■ **REQUIRED ACTION**: Examine the entries and show every line in which the word "Ctrl" is found.

Element data from apps and pages:
----------------

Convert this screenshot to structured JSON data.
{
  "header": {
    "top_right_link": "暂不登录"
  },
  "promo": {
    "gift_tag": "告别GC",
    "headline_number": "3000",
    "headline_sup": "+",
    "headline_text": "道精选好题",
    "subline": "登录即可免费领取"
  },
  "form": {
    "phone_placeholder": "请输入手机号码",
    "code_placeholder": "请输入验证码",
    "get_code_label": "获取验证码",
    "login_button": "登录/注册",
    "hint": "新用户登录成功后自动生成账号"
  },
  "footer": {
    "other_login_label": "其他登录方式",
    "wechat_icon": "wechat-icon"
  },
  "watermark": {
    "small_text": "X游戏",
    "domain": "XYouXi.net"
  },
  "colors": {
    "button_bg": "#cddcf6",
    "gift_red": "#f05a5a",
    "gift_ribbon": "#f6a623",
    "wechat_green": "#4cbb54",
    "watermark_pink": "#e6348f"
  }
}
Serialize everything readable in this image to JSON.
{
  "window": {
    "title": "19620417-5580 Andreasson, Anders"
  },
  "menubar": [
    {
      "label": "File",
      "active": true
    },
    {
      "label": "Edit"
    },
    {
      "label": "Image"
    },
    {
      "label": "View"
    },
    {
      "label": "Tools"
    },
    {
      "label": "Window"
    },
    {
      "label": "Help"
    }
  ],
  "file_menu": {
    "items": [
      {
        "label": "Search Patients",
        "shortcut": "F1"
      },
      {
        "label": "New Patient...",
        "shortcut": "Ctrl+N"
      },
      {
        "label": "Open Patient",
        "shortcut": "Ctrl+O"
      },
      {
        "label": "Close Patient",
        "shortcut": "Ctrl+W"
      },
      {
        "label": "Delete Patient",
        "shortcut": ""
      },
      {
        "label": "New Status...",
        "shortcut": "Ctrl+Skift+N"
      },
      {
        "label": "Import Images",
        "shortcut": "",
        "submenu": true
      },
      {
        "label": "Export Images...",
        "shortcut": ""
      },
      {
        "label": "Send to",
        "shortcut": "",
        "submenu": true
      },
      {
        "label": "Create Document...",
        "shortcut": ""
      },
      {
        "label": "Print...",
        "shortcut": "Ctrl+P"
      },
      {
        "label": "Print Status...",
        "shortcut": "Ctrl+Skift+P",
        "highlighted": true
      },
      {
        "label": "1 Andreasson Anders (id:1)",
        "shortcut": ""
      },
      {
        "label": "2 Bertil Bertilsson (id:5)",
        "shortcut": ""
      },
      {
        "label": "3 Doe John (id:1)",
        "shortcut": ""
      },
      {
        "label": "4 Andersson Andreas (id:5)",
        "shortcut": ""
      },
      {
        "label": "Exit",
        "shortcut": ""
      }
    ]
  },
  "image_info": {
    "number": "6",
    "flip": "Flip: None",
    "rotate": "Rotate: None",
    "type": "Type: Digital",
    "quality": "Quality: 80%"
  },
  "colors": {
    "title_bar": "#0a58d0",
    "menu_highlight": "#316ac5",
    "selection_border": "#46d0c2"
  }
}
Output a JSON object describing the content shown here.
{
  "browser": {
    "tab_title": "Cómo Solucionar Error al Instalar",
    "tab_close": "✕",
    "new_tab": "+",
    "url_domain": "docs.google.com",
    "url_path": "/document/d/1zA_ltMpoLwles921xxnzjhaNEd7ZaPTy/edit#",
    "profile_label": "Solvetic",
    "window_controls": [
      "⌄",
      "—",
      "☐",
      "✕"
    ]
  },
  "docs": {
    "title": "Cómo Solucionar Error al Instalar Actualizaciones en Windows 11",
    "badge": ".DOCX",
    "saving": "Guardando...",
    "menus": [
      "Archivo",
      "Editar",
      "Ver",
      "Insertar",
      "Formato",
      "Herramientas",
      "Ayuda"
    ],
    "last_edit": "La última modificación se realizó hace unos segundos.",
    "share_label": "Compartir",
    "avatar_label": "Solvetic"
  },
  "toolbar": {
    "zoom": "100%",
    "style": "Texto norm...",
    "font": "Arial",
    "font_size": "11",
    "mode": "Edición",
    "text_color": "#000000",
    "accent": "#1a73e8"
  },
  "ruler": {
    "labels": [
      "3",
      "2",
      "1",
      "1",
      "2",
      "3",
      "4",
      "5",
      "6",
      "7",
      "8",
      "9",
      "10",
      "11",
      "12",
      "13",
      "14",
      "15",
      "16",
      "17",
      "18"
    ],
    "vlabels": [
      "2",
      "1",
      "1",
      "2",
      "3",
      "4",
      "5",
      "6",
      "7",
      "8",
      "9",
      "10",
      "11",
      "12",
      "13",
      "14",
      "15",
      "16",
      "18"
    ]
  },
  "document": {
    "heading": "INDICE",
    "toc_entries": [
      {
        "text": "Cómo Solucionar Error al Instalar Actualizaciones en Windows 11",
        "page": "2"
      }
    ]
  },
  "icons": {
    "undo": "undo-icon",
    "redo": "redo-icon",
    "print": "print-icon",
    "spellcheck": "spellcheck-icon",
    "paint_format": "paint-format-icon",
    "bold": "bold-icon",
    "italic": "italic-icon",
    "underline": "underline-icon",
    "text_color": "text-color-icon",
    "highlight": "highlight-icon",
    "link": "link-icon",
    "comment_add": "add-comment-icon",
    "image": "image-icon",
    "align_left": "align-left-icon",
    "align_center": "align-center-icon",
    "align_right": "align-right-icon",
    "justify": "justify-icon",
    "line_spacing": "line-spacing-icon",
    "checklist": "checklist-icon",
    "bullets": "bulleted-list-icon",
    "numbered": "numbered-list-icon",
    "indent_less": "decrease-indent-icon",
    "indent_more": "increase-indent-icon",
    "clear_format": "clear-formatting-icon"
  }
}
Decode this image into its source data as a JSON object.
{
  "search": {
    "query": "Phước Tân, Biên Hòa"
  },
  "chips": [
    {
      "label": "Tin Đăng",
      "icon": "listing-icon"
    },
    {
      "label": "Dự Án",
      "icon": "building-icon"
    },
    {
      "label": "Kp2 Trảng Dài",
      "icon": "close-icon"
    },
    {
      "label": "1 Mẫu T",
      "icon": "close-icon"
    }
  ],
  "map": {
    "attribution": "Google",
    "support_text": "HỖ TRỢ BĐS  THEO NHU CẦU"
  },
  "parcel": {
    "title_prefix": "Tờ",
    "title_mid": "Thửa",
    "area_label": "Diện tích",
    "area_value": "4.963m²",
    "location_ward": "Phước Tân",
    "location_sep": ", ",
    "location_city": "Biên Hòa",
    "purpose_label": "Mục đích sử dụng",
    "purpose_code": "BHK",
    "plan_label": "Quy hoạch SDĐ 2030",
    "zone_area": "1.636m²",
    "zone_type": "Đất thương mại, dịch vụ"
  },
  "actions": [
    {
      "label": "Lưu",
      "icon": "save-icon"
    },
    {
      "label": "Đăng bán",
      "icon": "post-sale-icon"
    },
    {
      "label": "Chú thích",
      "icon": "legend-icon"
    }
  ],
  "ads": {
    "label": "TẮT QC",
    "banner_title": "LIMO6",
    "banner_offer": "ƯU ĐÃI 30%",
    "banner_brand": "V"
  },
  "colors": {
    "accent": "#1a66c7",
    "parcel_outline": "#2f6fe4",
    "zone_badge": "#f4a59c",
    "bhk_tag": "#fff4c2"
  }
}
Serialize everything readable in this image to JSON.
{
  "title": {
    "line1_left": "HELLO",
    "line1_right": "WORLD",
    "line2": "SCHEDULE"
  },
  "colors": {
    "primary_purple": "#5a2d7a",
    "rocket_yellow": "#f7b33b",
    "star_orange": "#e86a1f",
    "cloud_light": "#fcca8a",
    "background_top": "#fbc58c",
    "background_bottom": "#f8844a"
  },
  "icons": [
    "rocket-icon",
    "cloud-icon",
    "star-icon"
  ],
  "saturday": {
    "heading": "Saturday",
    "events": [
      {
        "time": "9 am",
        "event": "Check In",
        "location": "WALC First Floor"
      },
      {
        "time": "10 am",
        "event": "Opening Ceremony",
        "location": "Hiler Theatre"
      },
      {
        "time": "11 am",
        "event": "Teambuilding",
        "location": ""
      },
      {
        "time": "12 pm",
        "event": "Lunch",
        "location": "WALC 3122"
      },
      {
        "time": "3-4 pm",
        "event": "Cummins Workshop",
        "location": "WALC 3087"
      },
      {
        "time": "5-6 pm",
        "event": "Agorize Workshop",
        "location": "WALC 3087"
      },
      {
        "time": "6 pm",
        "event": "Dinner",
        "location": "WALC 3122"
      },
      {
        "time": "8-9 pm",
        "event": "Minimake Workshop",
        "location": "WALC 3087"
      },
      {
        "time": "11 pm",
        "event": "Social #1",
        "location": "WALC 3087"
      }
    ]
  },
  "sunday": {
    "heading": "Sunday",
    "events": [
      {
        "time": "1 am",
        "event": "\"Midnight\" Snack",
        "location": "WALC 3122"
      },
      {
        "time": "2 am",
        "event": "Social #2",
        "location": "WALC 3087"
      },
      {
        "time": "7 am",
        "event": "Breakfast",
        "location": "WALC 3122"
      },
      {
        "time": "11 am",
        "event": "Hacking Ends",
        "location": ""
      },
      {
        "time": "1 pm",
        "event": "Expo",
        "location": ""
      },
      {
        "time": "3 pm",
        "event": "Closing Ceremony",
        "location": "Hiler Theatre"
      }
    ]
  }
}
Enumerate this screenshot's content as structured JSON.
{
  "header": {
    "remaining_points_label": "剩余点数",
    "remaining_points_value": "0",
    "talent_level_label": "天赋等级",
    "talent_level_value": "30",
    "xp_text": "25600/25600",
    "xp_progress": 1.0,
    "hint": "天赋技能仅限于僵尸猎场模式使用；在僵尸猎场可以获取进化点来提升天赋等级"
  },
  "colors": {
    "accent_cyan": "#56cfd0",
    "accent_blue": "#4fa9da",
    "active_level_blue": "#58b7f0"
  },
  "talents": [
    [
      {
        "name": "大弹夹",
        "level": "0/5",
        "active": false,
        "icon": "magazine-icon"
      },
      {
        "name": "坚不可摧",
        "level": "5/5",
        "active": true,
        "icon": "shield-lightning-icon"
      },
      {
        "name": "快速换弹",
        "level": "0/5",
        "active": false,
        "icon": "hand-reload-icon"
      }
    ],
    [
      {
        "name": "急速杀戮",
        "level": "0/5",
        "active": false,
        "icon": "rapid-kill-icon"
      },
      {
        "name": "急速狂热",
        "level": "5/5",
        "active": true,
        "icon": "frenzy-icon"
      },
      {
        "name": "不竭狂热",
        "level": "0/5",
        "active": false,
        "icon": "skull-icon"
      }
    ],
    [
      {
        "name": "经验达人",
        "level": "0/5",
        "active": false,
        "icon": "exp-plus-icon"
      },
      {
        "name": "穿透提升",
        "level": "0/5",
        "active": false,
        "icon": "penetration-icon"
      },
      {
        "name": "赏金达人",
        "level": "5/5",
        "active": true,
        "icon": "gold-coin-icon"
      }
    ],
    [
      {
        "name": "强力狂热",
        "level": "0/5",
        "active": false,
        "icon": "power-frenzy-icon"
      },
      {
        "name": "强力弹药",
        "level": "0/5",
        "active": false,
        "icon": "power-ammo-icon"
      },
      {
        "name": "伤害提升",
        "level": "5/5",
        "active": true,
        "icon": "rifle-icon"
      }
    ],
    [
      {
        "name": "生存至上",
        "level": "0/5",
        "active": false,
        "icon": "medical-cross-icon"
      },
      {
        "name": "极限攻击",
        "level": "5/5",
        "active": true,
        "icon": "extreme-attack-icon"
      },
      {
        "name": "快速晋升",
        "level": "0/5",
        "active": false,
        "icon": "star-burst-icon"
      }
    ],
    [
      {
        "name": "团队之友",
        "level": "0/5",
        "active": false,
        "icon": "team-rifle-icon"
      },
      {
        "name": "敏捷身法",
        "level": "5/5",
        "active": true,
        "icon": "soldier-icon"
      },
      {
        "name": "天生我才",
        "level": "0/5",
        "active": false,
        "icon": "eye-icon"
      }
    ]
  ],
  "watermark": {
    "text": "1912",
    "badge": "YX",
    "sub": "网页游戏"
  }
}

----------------

■ **WRITTEN SOLUTION**:
        "shortcut": "Ctrl+N"
        "shortcut": "Ctrl+O"
        "shortcut": "Ctrl+W"
        "shortcut": "Ctrl+Skift+N"
        "shortcut": "Ctrl+P"
        "shortcut": "Ctrl+Skift+P",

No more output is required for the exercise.